For decades, word-of-mouth was the only rule that mattered to the game industry, said Chris Byrne, an executive at TTPM, a site that posts review videos of toys, and baby and pet products.
Today, videos shared on social media play a similar role in building that community, he said.
“The same way that from the ’60s on people looked for the ‘TV moment’ for selling games” in advertising spots, “people will now be looking for the sharable moment in creating a game,” Byrne said. The videos resonate, in part, because “today’s 10-year-olds have never known a world without a smartphone. Physical things are actually novel to them.”
Toy industry executives stress that for a game to find viral success, the fun has to be genuine. But they aren’t above tapping the increasingly powerful influencers on YouTube to help hasten the process.
Such was the case with Wet Head, a game that failed when it launched 15 years ago, but found new life in a YouTube era, said Loerzel, the marketing director of Zing toys. Buyers at retailers like Target and Walmart were incredulous when Loerzel told them he was forgoing television ads and using YouTube influencers to promote the game instead. But the plan worked. The original YouTube video posted to the Family Fun Pack channel now has over 38 million views and spawned hundreds of copycats.
A creator with millions of followers “has a major, major weight and influence.
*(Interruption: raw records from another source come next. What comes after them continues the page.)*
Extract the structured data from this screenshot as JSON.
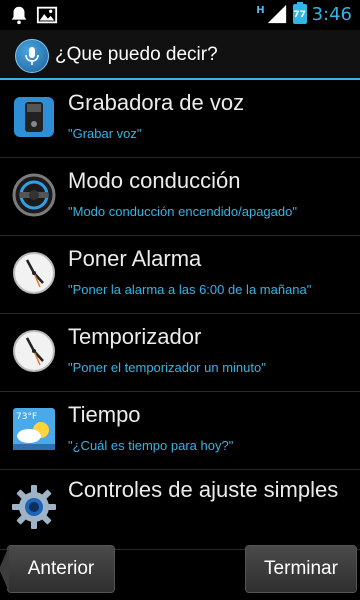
{
  "status_bar": {
    "time": "3:46",
    "battery": "77",
    "network": "H"
  },
  "action_bar": {
    "title": "¿Que puedo decir?",
    "icon": "microphone-icon"
  },
  "items": [
    {
      "title": "Grabadora de voz",
      "subtitle": "\"Grabar voz\"",
      "icon": "voice-recorder-icon"
    },
    {
      "title": "Modo conducción",
      "subtitle": "\"Modo conducción encendido/apagado\"",
      "icon": "steering-wheel-icon"
    },
    {
      "title": "Poner Alarma",
      "subtitle": "\"Poner la alarma a las 6:00 de la mañana\"",
      "icon": "clock-icon"
    },
    {
      "title": "Temporizador",
      "subtitle": "\"Poner el temporizador un minuto\"",
      "icon": "clock-icon"
    },
    {
      "title": "Tiempo",
      "subtitle": "\"¿Cuál es tiempo para hoy?\"",
      "icon": "weather-icon",
      "weather_temp": "73°F"
    },
    {
      "title": "Controles de ajuste simples",
      "subtitle": "",
      "icon": "settings-gear-icon"
    }
  ],
  "buttons": {
    "previous": "Anterior",
    "finish": "Terminar"
  },
  "colors": {
    "accent": "#33b5e5",
    "background": "#000000",
    "button": "#3a3a3a"
  }
}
When you see a creator endorse something, it’s a much more personal level than if you just see a commercial,” he said.
But such strategies have been condemned by advocates, who note that children are particularly vulnerable to persuasive messages in advertising. To kids, a 10-minute video of a family playing Wet Head is just funny. They have no idea that the family was paid for their endorsement and that’s it’s essentially just another form of advertising.
Josh Golin, executive director of the Campaign for a Commercial-Free Childhood, said the line between advertising and content is far more fluid on YouTube, making it nearly impossible for children — and their parents — to distinguish between the two. Earlier this year, the Boston-based nonprofit filed a complaint asking the Federal Trade Commission to investigate and take enforcement action against companies that create and distribute child-directed “influencer” marketing.
Golin also worries that something much larger is at stake. This type of marketing, he warns, has the potential to shift the very nature of how — and why — we play games.
“It changes the whole dynamic. You’re performing for an unseen audience, you’re not there in the moment with your friends,” Golin said. “It’s a shame that we send a message to kids that the act of playing with each other isn’t enough anymore.”